After intense global blowback against the Pegasus snooping reports that emerged on Wednesday, Israel has set up an inter-ministerial panel to probe the allegations, news agency Reuters reported. Israeli organisation NSO, which developed Pegasus, had stated that it will investigate any misuse of technology and blame a "planned and well-orchestrated media campaign pushed by special interest groups". Reuters claimed from sources that the probe team could be headed by Israel's National Security Council, which answers to Prime Minister Naftali Bennett.
French President Emmanuel Macron leads a list of 14 current or former heads of state who may have been targeted for hacking by clients of NSO. Among potential targets found on a list of 50,000 phone numbers leaked to Amnesty and the Paris-based journalism nonprofit Forbidden Stories include Presidents Cyril Ramaphosa of South Africa and Barham Salih of Iraq. King Mohammed VI of Morocco and three current prime ministers Imran Khan of Pakistan, Mustafa Madbouly of Egypt and Saad Eddine El Othmani of Morocco are also on the list, The Washington Post reported.
The Post said none of the heads of state would offer their smartphones for forensic testing that might have detected whether they were infected by NSO's military-grade Pegasus spyware. Thirty-seven phones identified in the investigation were either breached or shows signs of attempted infection, it has reported.
The Post and 16 other members of a global media consortium were granted access to the leaked list. Another member, the French daily Le Monde, determined that 15 members of the French government may have been among potential targets with Macron in 2019.
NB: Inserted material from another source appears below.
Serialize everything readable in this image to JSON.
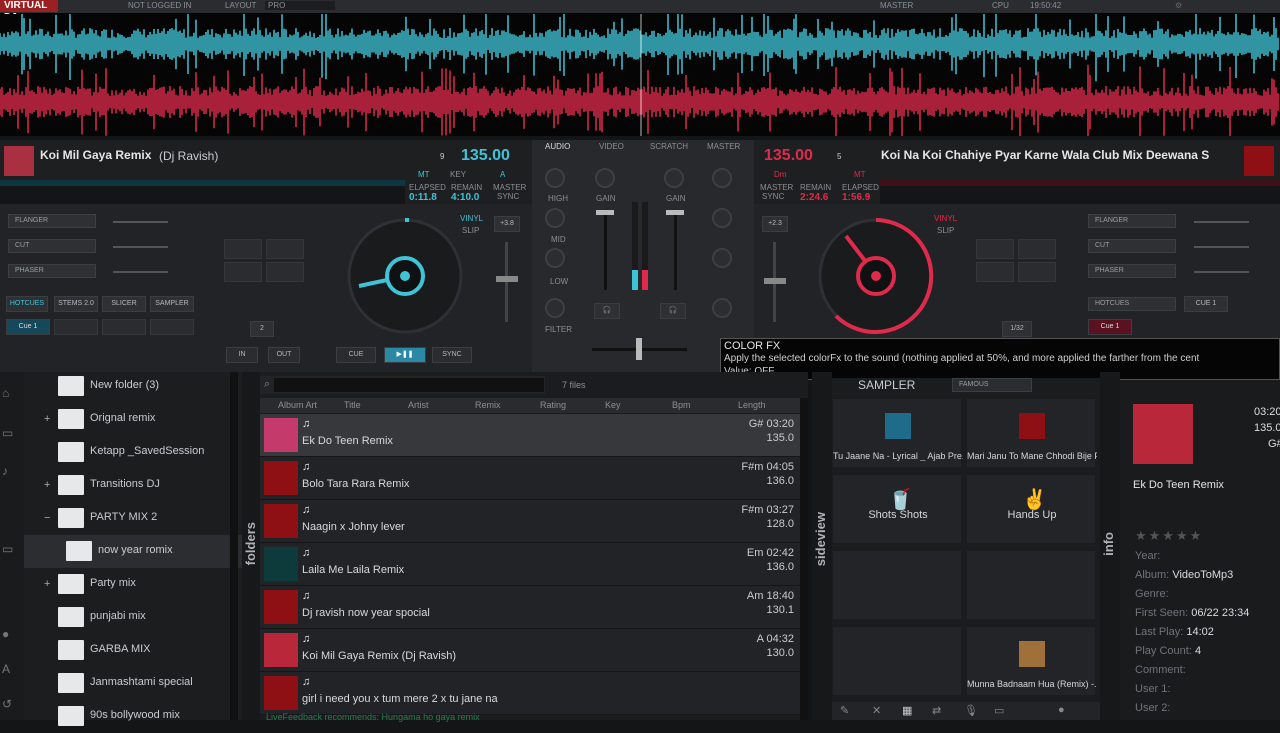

Following first reports by consortium members on Sunday, the Paris prosecutor's office said it was investigating the suspected widespread use of NSO's military-grade Pegasus spyware to target journalists, human rights activists and politicians in multiple countries.